Dr. Lauren Friedman
Dr. Friedman received a B.S. in Biopsychology from Tufts University and earned her PhD in Neuroscience at the Icahn School of Medicine at Mount Sinai. During her PhD, Dr. Friedman studied molecular mechanisms involved in the development and degeneration of brain circuits in models of autism and Parkinson’s disease.

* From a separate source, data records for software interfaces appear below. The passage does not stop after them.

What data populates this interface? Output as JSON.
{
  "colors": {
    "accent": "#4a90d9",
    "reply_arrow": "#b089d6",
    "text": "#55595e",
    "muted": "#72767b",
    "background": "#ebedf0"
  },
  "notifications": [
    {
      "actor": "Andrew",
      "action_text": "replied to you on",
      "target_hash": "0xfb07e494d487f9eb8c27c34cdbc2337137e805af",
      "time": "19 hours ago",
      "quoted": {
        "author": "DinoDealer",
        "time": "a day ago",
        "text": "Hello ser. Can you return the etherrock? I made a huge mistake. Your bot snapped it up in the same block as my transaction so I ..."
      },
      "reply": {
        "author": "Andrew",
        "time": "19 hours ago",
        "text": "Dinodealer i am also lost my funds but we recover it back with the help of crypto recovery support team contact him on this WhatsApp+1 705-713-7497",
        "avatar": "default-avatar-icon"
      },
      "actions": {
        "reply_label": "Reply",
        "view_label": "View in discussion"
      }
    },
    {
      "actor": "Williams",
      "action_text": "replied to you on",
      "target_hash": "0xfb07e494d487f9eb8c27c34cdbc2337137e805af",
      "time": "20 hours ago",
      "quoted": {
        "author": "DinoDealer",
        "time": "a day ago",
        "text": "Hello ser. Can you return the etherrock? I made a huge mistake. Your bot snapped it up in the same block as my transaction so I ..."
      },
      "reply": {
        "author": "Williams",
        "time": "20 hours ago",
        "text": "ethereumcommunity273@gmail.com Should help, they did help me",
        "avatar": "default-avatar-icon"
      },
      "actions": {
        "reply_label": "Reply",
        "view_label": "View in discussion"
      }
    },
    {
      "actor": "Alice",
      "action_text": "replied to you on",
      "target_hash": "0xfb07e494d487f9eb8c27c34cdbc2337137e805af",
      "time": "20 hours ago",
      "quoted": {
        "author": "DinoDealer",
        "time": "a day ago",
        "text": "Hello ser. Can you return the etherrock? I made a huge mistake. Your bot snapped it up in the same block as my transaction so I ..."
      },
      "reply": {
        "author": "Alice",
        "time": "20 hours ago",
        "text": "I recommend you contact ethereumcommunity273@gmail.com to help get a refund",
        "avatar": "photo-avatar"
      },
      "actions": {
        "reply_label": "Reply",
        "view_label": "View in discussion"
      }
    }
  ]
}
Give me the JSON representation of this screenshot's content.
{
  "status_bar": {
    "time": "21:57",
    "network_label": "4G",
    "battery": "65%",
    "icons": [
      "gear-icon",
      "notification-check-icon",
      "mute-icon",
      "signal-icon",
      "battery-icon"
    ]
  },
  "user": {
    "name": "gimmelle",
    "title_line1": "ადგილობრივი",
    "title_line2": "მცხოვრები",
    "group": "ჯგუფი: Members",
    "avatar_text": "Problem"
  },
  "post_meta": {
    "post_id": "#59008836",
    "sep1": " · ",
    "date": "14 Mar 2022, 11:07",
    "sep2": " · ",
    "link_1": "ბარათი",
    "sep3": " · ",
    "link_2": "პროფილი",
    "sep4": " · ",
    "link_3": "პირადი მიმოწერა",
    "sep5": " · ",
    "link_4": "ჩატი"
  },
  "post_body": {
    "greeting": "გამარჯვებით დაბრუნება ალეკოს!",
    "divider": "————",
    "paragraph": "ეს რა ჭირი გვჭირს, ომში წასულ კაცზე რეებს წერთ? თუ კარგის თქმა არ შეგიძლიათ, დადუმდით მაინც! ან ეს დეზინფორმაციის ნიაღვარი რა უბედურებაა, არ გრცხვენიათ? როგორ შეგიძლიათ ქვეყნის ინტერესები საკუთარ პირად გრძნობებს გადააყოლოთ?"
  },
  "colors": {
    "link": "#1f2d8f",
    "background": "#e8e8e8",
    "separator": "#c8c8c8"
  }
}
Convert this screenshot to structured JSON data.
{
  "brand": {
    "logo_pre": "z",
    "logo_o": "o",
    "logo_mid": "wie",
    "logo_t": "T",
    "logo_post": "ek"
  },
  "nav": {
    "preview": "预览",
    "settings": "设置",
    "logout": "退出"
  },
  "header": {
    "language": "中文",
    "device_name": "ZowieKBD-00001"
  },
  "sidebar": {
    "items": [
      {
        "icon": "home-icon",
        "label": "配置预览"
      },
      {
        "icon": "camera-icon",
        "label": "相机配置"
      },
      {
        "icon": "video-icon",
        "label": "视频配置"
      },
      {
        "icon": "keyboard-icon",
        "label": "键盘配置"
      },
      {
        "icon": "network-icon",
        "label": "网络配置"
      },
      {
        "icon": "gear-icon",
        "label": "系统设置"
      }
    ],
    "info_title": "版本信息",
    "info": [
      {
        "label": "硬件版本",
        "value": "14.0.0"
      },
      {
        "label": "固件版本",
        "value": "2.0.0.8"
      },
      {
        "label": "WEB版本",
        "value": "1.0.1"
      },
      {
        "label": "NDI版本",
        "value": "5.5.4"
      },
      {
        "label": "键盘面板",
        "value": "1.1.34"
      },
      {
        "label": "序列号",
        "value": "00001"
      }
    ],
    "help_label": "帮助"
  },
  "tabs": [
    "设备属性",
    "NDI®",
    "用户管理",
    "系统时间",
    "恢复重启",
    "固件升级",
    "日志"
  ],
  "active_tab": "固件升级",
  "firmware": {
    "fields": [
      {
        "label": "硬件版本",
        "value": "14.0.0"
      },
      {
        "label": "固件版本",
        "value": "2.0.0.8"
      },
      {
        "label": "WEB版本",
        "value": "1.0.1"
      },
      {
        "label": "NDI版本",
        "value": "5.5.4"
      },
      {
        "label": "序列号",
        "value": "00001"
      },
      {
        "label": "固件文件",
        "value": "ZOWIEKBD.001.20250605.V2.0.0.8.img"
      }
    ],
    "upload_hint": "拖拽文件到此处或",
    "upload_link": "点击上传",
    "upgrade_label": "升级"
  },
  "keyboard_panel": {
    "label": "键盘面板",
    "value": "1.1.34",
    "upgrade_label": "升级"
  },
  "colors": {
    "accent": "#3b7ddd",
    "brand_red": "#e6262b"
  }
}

Under the guidance of Dr. Yu , Dr. Friedman has investigated potential therapeutics that are able to reduce the build-up of tau protein through stimulation of autophagy (breakdown of unnecessary or dysfunctional cells or proteins) in cell and rodent models. Her previous studies have shown that treatment with trehalose, a naturally-occurring sugar produced in plants and invertebrates, can activate autophagy and reduce tau aggregation in transgenic mouse models of Alzheimer’s disease. Her group aims to uncover signaling pathways that are activated by trehalose and promote clearance of tau aggregates by stimulating autophagy as a new target for drug discovery. Dr. Friedman hopes to continue her career in Alzheimer’s disease therapeutic development and aims to develop tools that enable the study of the effects of impaired autophagy in transgenic mice with high levels of tau aggregates.